The list begins with Siddig El Fadil’s audition for the role of Amoros. El Fadil, of course, would ultimately be cast and the character’s name changed to Bashir and was also briefly a potential Sisko. From there, it includes a number of actors who tried out for the part of Commander Sisko. Chief among these, of course, is none other than the Twelfth Doctor himself, Peter Capaldi. But it doesn’t end there. The list of would-be Siskos also includes another surprising name: everyone’s favorite Watcher (though at the time he would have been everyone’s favorite coffee pitchman), Anthony Stewart Head. See if you can spot any other familiar names on the list:
— trekdocs (@trekdocs) September 7, 2017
But wait, it gets better. Not long after the document was posted, the official Twitter account for the upcoming ‘Deep Space Nine’ documentary ‘What We Left Behind’ provided the icing on the cake. You see, the producers of that documentary have access to all sorts of archival footage, including the original audition tapes. While the footage itself has yet to be made public, thanks to them we have the following screenshots from Head and Capaldi’s auditions. Now we just need some intrepid fan to Photoshop them into Starfleet uniforms.
Of course, the real question in all of this is how close any of these people actually got to winning the role. Well, while he doesn’t mention Capaldi (or anyone else) by name, showrunner Ira Steven Behr did recently comment on Sisko’s casting in conversation with TrekMovie. Regarding whether or not Sisko was intended from the start to be African-American, Behr had this to say:
“When Michael Piller started his insidious plan to bring me back into the fold – so sitting together at baseball games, when he mentioned it to me, he mentioned it to me as an African-American captain. Some people say that is too specific and that it was definitely going to be a brown person, definitely not a Caucasion. They hadn’t necessarily locked into that person being African-American.
I actually have some of the auditions and some were sent in from England from some very good British actors. So they were covering on all fronts, but I think that was all just due diligence. It was always going to be a brown captain.”
That being the case, it certainly seems as though Capaldi was never seriously considered for the role. And honestly, that may be for the best. While Capaldi is a wonderful actor (as is Head, for that matter), it’s nearly impossible to imagine ‘Deep Space Nine’ without the gravitas that Avery Brooks brought to the lead role. There’s also the fact that casting a British actor as the captain would fly in the face of the show’s efforts in those early days to set itself apart from ‘The Next Generation’, with which it would share the airwaves for its first two seasons. And all of that is without getting into the issue of representation and the undeniable importance of a ‘Star Trek’ show with an African-American in the lead role.
But what if Capaldi had been cast?
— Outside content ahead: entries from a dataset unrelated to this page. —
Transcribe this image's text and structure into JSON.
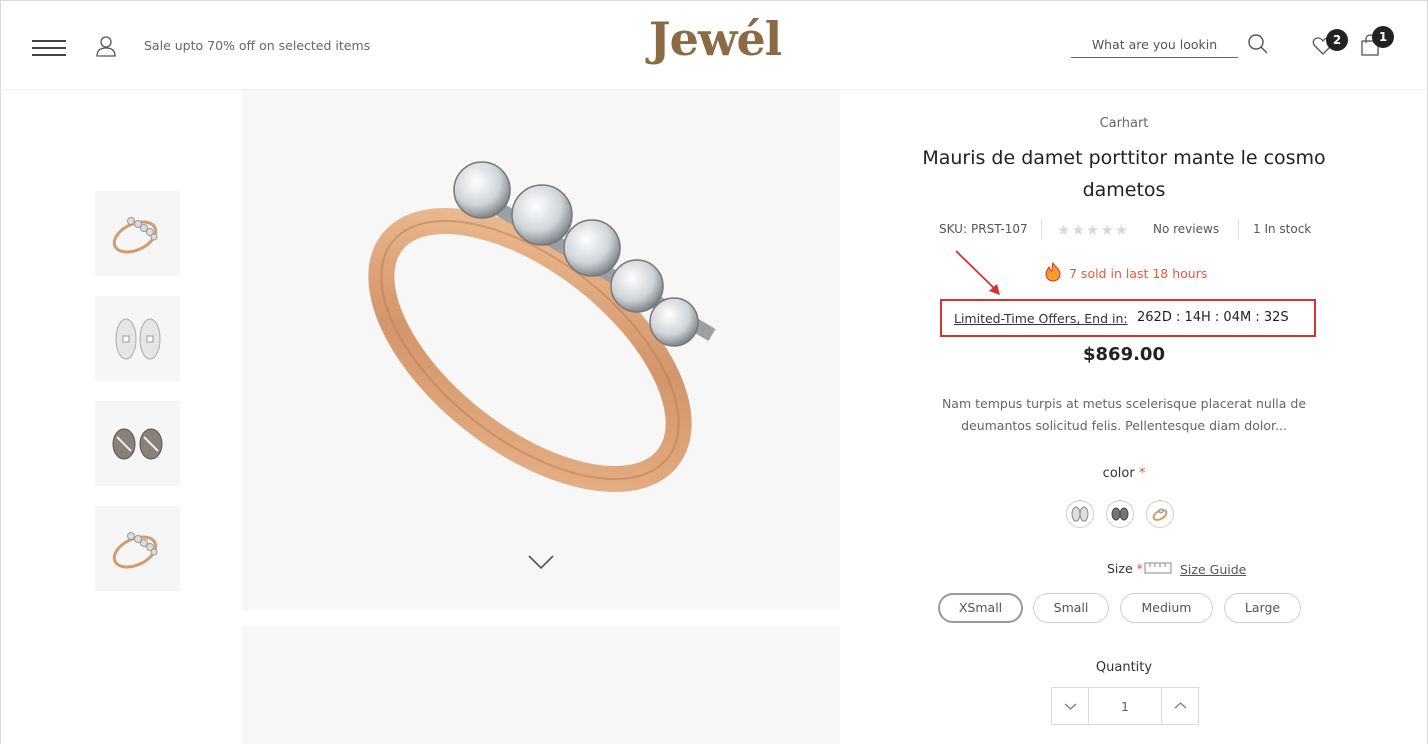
{
  "header": {
    "promo": "Sale upto 70% off on selected items",
    "logo": "Jewél",
    "search_placeholder": "What are you lookin",
    "wishlist_count": "2",
    "cart_count": "1",
    "icons": [
      "menu-icon",
      "user-icon",
      "search-icon",
      "heart-icon",
      "bag-icon"
    ]
  },
  "gallery": {
    "thumbnails": [
      "ring-thumbnail",
      "silver-earrings-thumbnail",
      "striped-earrings-thumbnail",
      "ring-thumbnail"
    ],
    "next_icon": "chevron-down-icon"
  },
  "product": {
    "vendor": "Carhart",
    "title": "Mauris de damet porttitor mante le cosmo dametos",
    "sku_label": "SKU:",
    "sku": "PRST-107",
    "stars": "★★★★★",
    "reviews": "No reviews",
    "stock": "1 In stock",
    "sold_text": "7 sold in last 18 hours",
    "offer_label": "Limited-Time Offers, End in:",
    "countdown": "262D : 14H : 04M : 32S",
    "price": "$869.00",
    "description": "Nam tempus turpis at metus scelerisque placerat nulla de deumantos solicitud felis. Pellentesque diam dolor...",
    "color_label": "color",
    "required_mark": "*",
    "size_label": "Size",
    "size_guide": "Size Guide",
    "sizes": [
      "XSmall",
      "Small",
      "Medium",
      "Large"
    ],
    "selected_size": "XSmall",
    "quantity_label": "Quantity",
    "quantity": "1"
  },
  "colors": {
    "accent": "#8a6b43",
    "alert": "#d4332f",
    "sold": "#e05a3a"
  }
}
Can you imagine what form the ‘Deep Space Nine’ might have taken with the future Time Lord at the helm? Let us know in the comments and be sure to check back with ScienceFiction.com for more ‘Star Trek’ content as we gear up for the premiere of ‘Star Trek: Discovery’ on September 24, 2017!